So what is the Australian model? This is called a fee for service (FFS) system.
Keeping the gym analogy going- if the UK capitation system is like a monthly direct debit, the FFS model is like paying a fee each time you use the gym but with no monthly payments. Obviously, you pay according to the services you use.
Many advantages are immediately apparent: it costs nothing to those who don't use the gym. Light users don't subsidise heavy users. If demand goes up, the gym owners simply invest in more facilities, equipment,staff etc. The gym owners have no incentive to try and squeeze profits by providing inferior services or trying to curtail use of their facilities. In fact, they are more than happy to oblige their customers as they are competing with other gyms
So what about the disadvantages? Firstly, continuity of care is a casualty. People are free to go wherever they like and are not registered with any one practice or doctor (no monthly direct debit).
Secondly, since people pay a fee to get in, the assumption is they will want something for it so mere reassurance or an offer to review later doesn't work as it does in a capitation based system. Drs feel obliged to investigate or prescribe in such a system. Also from a business point of view it is inherently more risky- you invest in a new service or staff and patients leave to join a new practice across the road.
Also there is a risk of spiralling costs- there is no cap. Patients demand more and more and business just keeps expanding to fill the demand putting the whole economy at risk.
But, patients are not gym goers and most people like to see one Dr and value continuity of care. So what is the evidence? Is there evidence that Australia or Canada spend huge amounts on health care?

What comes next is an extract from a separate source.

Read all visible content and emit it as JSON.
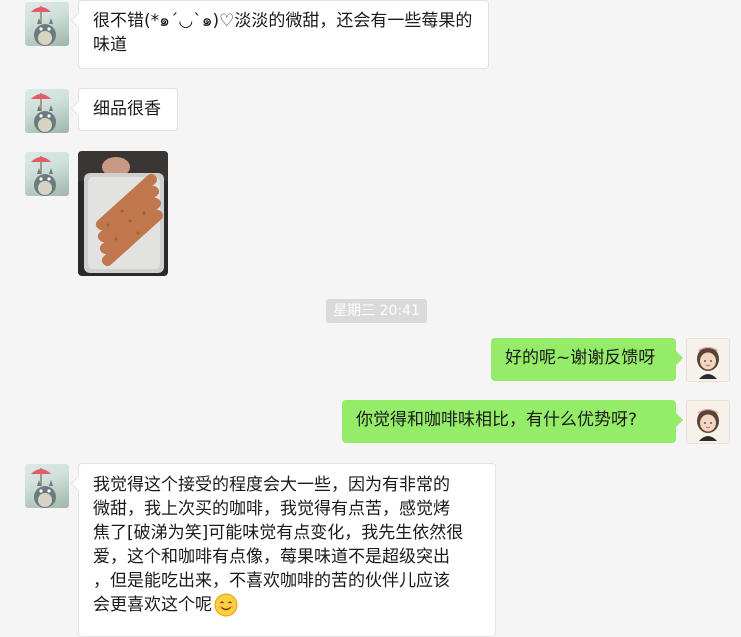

And what about outcomes. Who fares better?
In my next post I will evaluate the evidence to see if any of the assertions are indeed true.